A value contained in the query data field is not an allowable value for server (or slave). This indicates a fault in the structure of the remainder of a complex request, such as that the implied length is incorrect. It specifically does NOT mean that a data item submitted for storage in a register has a value outside the expectation of the application program, since the MODBUS protocol is unaware of the significance of any particular value of any particular register.



An unrecoverable error occurred while the server (or slave) was attempting to perform the requested action.



Specialized use in conjunction with programming commands. The server (or slave) has accepted the request and is processing it, but a long duration of time will be required to do so. This response is returned to prevent a timeout error from occurring in the client (or master). The client (or master) can next issue a Poll Program Complete message to determine if processing is completed.

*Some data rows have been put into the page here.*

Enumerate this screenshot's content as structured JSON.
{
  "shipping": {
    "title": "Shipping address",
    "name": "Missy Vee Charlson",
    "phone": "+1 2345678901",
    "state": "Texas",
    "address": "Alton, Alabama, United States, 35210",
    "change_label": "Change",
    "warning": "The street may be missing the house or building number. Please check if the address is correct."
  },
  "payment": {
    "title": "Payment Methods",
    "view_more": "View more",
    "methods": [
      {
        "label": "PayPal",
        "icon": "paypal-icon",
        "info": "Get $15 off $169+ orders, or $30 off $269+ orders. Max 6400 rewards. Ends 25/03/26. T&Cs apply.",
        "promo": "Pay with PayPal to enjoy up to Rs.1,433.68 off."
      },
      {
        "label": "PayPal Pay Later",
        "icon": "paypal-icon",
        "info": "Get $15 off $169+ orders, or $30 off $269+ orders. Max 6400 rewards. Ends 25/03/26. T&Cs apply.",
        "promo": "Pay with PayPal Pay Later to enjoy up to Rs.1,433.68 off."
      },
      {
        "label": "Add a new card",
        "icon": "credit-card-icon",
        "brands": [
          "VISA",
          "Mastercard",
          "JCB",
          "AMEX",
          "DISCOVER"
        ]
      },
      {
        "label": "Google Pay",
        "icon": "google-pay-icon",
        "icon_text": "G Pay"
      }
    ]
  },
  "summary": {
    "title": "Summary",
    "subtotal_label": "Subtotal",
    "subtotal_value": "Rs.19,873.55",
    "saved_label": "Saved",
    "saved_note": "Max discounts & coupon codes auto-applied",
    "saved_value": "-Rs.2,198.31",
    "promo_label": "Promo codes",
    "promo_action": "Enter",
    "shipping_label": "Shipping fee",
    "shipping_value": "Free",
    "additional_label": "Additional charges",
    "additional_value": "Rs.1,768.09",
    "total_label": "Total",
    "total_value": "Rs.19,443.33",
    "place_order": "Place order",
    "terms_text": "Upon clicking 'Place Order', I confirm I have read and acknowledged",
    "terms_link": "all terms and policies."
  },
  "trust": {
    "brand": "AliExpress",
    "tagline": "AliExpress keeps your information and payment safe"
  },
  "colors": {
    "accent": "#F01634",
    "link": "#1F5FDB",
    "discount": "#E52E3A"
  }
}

Specialized use in conjunction with programming commands. The server (or slave) is engaged in processing a long–duration program command. The client (or master) should retransmit the message later when the server (or slave) is free.



Specialized use in conjunction with function codes 20 and 21 and reference type 6, to indicate that the extended file area failed to pass a consistency check The server (or slave) attempted to read record file, but detected a parity error in the memory. The client (or master) can retry the request, but service may be required on the server (or slave) device.



Specialized use in conjunction with gateways, indicates that the gateway was unable to allocate an internal communication path from the input port to the output port for processing the request. Usually means that the gateway is not configured correctly or overloaded.



Specialized use in conjunction with gateways, indicates that no response was obtained from the target device. Usually means that the device is not present on the network.